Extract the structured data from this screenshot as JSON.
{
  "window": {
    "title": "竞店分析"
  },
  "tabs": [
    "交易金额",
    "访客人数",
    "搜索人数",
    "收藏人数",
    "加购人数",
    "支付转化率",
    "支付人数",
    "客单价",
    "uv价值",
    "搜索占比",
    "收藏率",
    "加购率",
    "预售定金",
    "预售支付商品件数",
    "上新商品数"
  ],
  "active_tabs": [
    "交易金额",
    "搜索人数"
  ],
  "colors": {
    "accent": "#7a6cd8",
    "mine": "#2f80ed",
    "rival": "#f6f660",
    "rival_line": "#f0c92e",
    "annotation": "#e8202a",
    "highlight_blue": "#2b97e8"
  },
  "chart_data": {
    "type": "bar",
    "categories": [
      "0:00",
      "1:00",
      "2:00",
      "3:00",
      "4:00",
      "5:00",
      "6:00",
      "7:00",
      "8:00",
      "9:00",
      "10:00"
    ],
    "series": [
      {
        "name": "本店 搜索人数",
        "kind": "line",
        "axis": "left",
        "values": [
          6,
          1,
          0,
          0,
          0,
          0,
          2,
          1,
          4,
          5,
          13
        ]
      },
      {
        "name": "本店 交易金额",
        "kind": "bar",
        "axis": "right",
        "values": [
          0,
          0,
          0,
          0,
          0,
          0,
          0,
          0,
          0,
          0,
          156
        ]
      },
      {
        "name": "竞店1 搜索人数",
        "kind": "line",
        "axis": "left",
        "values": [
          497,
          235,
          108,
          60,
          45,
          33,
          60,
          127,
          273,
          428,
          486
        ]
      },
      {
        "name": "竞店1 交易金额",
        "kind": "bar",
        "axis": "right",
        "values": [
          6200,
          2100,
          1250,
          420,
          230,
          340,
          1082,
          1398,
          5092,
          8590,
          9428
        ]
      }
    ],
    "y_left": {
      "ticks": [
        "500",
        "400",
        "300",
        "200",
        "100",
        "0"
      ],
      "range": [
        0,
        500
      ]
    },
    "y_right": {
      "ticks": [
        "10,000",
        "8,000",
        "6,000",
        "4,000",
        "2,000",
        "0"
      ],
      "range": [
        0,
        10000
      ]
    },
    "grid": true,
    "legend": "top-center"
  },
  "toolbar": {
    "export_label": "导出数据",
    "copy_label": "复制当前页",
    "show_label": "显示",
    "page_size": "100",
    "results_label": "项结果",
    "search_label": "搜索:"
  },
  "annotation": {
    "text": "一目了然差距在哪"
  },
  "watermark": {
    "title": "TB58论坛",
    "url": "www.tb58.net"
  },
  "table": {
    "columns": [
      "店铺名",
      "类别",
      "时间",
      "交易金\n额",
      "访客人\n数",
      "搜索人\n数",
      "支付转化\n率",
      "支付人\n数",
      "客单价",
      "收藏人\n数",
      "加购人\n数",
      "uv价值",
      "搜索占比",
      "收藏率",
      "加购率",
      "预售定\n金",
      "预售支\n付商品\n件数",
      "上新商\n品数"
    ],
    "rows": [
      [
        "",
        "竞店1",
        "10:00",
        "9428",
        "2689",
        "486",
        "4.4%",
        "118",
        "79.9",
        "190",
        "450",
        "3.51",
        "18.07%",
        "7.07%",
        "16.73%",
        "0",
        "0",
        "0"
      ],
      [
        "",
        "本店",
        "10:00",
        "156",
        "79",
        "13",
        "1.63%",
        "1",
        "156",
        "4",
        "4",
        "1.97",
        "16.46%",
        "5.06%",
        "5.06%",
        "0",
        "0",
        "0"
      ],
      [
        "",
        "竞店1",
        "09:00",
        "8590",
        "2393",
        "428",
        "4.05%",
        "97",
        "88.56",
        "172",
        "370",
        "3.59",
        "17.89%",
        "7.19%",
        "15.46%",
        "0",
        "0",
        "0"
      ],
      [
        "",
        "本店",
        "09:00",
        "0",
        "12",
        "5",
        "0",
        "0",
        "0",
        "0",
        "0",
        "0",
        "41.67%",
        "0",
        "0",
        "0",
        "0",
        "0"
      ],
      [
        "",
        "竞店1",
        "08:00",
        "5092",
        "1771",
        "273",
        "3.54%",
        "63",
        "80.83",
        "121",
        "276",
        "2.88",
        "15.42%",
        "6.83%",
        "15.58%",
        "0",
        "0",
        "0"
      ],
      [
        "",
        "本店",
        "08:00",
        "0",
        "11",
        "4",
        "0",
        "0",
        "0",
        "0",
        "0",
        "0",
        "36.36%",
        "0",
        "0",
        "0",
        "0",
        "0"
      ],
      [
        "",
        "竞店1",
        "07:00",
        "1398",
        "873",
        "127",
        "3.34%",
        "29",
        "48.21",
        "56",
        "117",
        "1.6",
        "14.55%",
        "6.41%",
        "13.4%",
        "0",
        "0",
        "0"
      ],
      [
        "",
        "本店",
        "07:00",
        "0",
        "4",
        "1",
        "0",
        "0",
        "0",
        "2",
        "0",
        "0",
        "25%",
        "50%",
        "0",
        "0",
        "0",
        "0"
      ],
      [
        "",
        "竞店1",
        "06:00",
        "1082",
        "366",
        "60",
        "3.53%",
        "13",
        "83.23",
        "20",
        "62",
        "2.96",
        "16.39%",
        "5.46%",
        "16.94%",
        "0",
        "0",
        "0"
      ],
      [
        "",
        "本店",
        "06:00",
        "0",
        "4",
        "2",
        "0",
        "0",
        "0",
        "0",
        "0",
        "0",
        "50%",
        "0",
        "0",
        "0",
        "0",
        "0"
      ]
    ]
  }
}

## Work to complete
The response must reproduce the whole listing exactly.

## Result
Extract the structured data from this screenshot as JSON.
{
  "window": {
    "title": "竞店分析"
  },
  "tabs": [
    "交易金额",
    "访客人数",
    "搜索人数",
    "收藏人数",
    "加购人数",
    "支付转化率",
    "支付人数",
    "客单价",
    "uv价值",
    "搜索占比",
    "收藏率",
    "加购率",
    "预售定金",
    "预售支付商品件数",
    "上新商品数"
  ],
  "active_tabs": [
    "交易金额",
    "搜索人数"
  ],
  "colors": {
    "accent": "#7a6cd8",
    "mine": "#2f80ed",
    "rival": "#f6f660",
    "rival_line": "#f0c92e",
    "annotation": "#e8202a",
    "highlight_blue": "#2b97e8"
  },
  "chart_data": {
    "type": "bar",
    "categories": [
      "0:00",
      "1:00",
      "2:00",
      "3:00",
      "4:00",
      "5:00",
      "6:00",
      "7:00",
      "8:00",
      "9:00",
      "10:00"
    ],
    "series": [
      {
        "name": "本店 搜索人数",
        "kind": "line",
        "axis": "left",
        "values": [
          6,
          1,
          0,
          0,
          0,
          0,
          2,
          1,
          4,
          5,
          13
        ]
      },
      {
        "name": "本店 交易金额",
        "kind": "bar",
        "axis": "right",
        "values": [
          0,
          0,
          0,
          0,
          0,
          0,
          0,
          0,
          0,
          0,
          156
        ]
      },
      {
        "name": "竞店1 搜索人数",
        "kind": "line",
        "axis": "left",
        "values": [
          497,
          235,
          108,
          60,
          45,
          33,
          60,
          127,
          273,
          428,
          486
        ]
      },
      {
        "name": "竞店1 交易金额",
        "kind": "bar",
        "axis": "right",
        "values": [
          6200,
          2100,
          1250,
          420,
          230,
          340,
          1082,
          1398,
          5092,
          8590,
          9428
        ]
      }
    ],
    "y_left": {
      "ticks": [
        "500",
        "400",
        "300",
        "200",
        "100",
        "0"
      ],
      "range": [
        0,
        500
      ]
    },
    "y_right": {
      "ticks": [
        "10,000",
        "8,000",
        "6,000",
        "4,000",
        "2,000",
        "0"
      ],
      "range": [
        0,
        10000
      ]
    },
    "grid": true,
    "legend": "top-center"
  },
  "toolbar": {
    "export_label": "导出数据",
    "copy_label": "复制当前页",
    "show_label": "显示",
    "page_size": "100",
    "results_label": "项结果",
    "search_label": "搜索:"
  },
  "annotation": {
    "text": "一目了然差距在哪"
  },
  "watermark": {
    "title": "TB58论坛",
    "url": "www.tb58.net"
  },
  "table": {
    "columns": [
      "店铺名",
      "类别",
      "时间",
      "交易金\n额",
      "访客人\n数",
      "搜索人\n数",
      "支付转化\n率",
      "支付人\n数",
      "客单价",
      "收藏人\n数",
      "加购人\n数",
      "uv价值",
      "搜索占比",
      "收藏率",
      "加购率",
      "预售定\n金",
      "预售支\n付商品\n件数",
      "上新商\n品数"
    ],
    "rows": [
      [
        "",
        "竞店1",
        "10:00",
        "9428",
        "2689",
        "486",
        "4.4%",
        "118",
        "79.9",
        "190",
        "450",
        "3.51",
        "18.07%",
        "7.07%",
        "16.73%",
        "0",
        "0",
        "0"
      ],
      [
        "",
        "本店",
        "10:00",
        "156",
        "79",
        "13",
        "1.63%",
        "1",
        "156",
        "4",
        "4",
        "1.97",
        "16.46%",
        "5.06%",
        "5.06%",
        "0",
        "0",
        "0"
      ],
      [
        "",
        "竞店1",
        "09:00",
        "8590",
        "2393",
        "428",
        "4.05%",
        "97",
        "88.56",
        "172",
        "370",
        "3.59",
        "17.89%",
        "7.19%",
        "15.46%",
        "0",
        "0",
        "0"
      ],
      [
        "",
        "本店",
        "09:00",
        "0",
        "12",
        "5",
        "0",
        "0",
        "0",
        "0",
        "0",
        "0",
        "41.67%",
        "0",
        "0",
        "0",
        "0",
        "0"
      ],
      [
        "",
        "竞店1",
        "08:00",
        "5092",
        "1771",
        "273",
        "3.54%",
        "63",
        "80.83",
        "121",
        "276",
        "2.88",
        "15.42%",
        "6.83%",
        "15.58%",
        "0",
        "0",
        "0"
      ],
      [
        "",
        "本店",
        "08:00",
        "0",
        "11",
        "4",
        "0",
        "0",
        "0",
        "0",
        "0",
        "0",
        "36.36%",
        "0",
        "0",
        "0",
        "0",
        "0"
      ],
      [
        "",
        "竞店1",
        "07:00",
        "1398",
        "873",
        "127",
        "3.34%",
        "29",
        "48.21",
        "56",
        "117",
        "1.6",
        "14.55%",
        "6.41%",
        "13.4%",
        "0",
        "0",
        "0"
      ],
      [
        "",
        "本店",
        "07:00",
        "0",
        "4",
        "1",
        "0",
        "0",
        "0",
        "2",
        "0",
        "0",
        "25%",
        "50%",
        "0",
        "0",
        "0",
        "0"
      ],
      [
        "",
        "竞店1",
        "06:00",
        "1082",
        "366",
        "60",
        "3.53%",
        "13",
        "83.23",
        "20",
        "62",
        "2.96",
        "16.39%",
        "5.46%",
        "16.94%",
        "0",
        "0",
        "0"
      ],
      [
        "",
        "本店",
        "06:00",
        "0",
        "4",
        "2",
        "0",
        "0",
        "0",
        "0",
        "0",
        "0",
        "50%",
        "0",
        "0",
        "0",
        "0",
        "0"
      ]
    ]
  }
}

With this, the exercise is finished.